Chinese Stocks Decline Most in a Month in Hong Kong on Economy

What's Fueling the Asian Selloff?
  • PetroChina leads slump for commodity shares with 6.5% plunge
  • Official manufacturing data likely to show contraction

Chinese stocks tumbled in Hong Kong, with the benchmark gauge heading for its steepest quarterly loss in four years, as a commodity rout deepened concern about the nation’s growth outlook.

The Hang Seng China Enterprises Index slid 3 percent to 9,230.50 at the close in Hong Kong, the biggest loss in a month, while the Hang Seng Index dropped 3 percent to a two-year low. PetroChina Co. and Jiangxi Copper Co. slumped more than 4 percent after commodities trader Glencore Plc plunged by a record. The Shanghai Composite Index declined 2 percent in thin turnover.

Glencore is the latest victim of the growth slowdown, with its value slashed by about a third Monday amid concern over the commodity trader’s debt and waning raw materials demand. A Bloomberg index of commodity futures has fallen 50 percent since a 2011 high.

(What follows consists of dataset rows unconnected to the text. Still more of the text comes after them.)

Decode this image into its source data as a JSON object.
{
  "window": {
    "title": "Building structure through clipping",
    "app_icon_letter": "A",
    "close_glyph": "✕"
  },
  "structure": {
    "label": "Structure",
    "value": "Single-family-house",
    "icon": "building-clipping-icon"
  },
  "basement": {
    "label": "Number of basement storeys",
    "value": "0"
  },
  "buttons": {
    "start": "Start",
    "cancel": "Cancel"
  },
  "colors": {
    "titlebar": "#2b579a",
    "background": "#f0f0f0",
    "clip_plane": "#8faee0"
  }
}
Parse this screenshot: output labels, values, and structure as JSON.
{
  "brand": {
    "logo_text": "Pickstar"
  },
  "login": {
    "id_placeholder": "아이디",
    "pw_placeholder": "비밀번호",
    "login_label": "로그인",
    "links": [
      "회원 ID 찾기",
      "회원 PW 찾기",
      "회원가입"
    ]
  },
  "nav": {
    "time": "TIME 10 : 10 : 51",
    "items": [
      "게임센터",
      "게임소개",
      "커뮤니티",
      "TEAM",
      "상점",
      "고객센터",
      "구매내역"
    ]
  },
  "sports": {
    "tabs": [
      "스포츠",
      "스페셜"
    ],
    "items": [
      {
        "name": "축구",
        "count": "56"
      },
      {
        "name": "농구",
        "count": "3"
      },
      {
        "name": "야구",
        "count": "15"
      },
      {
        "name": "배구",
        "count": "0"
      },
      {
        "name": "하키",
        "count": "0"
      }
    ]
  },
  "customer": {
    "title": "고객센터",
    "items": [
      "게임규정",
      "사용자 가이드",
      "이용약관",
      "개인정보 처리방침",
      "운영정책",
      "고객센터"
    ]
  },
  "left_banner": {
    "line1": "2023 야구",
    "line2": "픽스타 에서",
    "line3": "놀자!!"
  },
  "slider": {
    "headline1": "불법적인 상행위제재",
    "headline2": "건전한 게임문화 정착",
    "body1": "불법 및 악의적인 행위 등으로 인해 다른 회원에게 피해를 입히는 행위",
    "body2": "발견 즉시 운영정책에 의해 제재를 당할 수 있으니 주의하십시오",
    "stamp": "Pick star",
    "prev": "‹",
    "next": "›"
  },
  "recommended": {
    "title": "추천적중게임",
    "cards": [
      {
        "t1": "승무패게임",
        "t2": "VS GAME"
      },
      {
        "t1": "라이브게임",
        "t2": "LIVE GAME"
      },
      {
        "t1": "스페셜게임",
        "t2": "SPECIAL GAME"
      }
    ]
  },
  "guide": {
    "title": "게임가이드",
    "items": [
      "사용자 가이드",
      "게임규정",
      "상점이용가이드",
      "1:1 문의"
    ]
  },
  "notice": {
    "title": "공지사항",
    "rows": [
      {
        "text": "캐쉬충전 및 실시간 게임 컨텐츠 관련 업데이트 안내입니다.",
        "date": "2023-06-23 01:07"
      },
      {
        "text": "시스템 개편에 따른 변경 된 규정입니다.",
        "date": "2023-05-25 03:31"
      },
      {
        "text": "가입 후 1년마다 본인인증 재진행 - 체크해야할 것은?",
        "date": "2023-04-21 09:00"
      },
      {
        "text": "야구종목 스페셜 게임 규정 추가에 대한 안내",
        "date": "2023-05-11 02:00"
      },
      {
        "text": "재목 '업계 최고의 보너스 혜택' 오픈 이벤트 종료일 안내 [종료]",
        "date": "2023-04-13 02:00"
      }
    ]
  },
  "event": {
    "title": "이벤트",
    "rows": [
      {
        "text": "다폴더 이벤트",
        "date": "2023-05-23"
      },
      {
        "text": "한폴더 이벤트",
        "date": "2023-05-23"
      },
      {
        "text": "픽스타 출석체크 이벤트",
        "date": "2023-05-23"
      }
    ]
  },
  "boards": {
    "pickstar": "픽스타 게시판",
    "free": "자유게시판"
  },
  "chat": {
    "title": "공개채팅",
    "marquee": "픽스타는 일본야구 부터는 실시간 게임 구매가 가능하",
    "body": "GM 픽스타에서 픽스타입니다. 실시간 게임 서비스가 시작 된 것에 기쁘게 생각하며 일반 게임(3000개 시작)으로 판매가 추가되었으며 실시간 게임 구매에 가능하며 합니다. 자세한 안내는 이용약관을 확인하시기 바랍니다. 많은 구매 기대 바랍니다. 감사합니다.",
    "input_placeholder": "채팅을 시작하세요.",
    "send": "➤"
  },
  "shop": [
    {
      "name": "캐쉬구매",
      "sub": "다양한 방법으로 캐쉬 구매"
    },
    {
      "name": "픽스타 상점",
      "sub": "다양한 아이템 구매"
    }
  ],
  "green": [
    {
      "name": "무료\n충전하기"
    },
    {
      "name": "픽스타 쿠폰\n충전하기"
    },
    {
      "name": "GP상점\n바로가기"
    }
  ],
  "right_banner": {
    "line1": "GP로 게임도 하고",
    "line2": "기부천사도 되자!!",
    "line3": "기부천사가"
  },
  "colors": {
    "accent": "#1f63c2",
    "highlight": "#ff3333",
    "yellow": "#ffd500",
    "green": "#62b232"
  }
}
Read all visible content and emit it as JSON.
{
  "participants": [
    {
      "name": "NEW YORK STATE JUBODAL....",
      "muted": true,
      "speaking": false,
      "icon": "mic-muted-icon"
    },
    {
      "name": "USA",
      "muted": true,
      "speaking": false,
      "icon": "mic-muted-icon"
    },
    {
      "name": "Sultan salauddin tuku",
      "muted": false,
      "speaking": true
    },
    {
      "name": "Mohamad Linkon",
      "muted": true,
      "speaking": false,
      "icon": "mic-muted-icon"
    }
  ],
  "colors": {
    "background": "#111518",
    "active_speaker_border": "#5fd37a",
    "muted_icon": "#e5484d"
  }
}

Data on Monday showed industrial profits dropping the most in at least four years, while an official manufacturing report scheduled for Thursday will likely a show a contraction.

“The economy is getting worse and there’s no sign of a bottom in sight,” said Castor Pang, head of research at Core-Pacific Yamaichi Hong Kong. “Resource companies are hit hard by the slowdown as shown in the industrial profit data this week. The outlook for the stock market doesn’t look so promising in the next quarter.”

Worst Performers

Gauges of Chinese shares listed in Hong Kong and Shanghai are the world’s worst performers this quarter as a stock boom turned to bust and data signaled a sharper slowdown for the nation’s economy. An unprecedented state rescue effort to stabilize shares on mainland bourses -- including a ban of selling shares by some stakeholders and curbs on short selling -- increased volatility while damping trading.

The H-shares measure has fallen 5.2 percent this month, extending losses this quarter to 29 percent. The Shanghai gauge has also dropped 29 percent since the start of July, poised for the worst quarter since 2008.

Turnover in Shanghai slumped to the lowest level since November on Monday. Trading volumes tumbled 52 percent below the 30-day average on Tuesday, ahead of the week-long National Day holiday that starts Thursday.

Hong Kong’s markets were shut on Monday, when the Chinese government released data showing industrial companies’ profits dropping 8.8 percent last month. That’s the steepest loss since at least October 2011, when the government began releasing monthly data.

Commodities Slump

In Hong Kong, coal producer China Shenhua Energy Co. slid 5.3 percent, while
China Petroleum & Chemical Corp., known as Sinopec, plunged 7.3 percent.

Returns of raw materials plummeted last month to the lowest level since 1999 as supplies outstrip demand amid forecasts for the slowest Chinese growth in more than two decades. Glencore, which rode the China-fueled boom in commodities the past 10 years, is emerging as the most prominent casualty of the bust. The company is Australia’s biggest producer of thermal coal and one of the main grain exporters from the country.

The CSI 300 Index fell 2 percent, dragged down by material and energy companies. Anhui Conch Cement Co. retreated 4.4 percent. Yanzhou Coal Mining Co. slid 5.5 percent.

Weak economic data and a short-term liquidity drain due to intervention in the currency market have made the chance of a reserve-requirement ratio cut before Thursday “exceptionally high,” Douglas Morton, Aviate Global LLP analyst, wrote in a note.

Margin traders reduced holdings of shares purchased with borrowed money on Monday, with the outstanding balance of margin debt on the Shanghai Stock Exchange dropping 0.2 percent to 578.1 billion yuan ($90.8 billion).

Before it's here, it's on the Bloomberg Terminal. LEARN MORE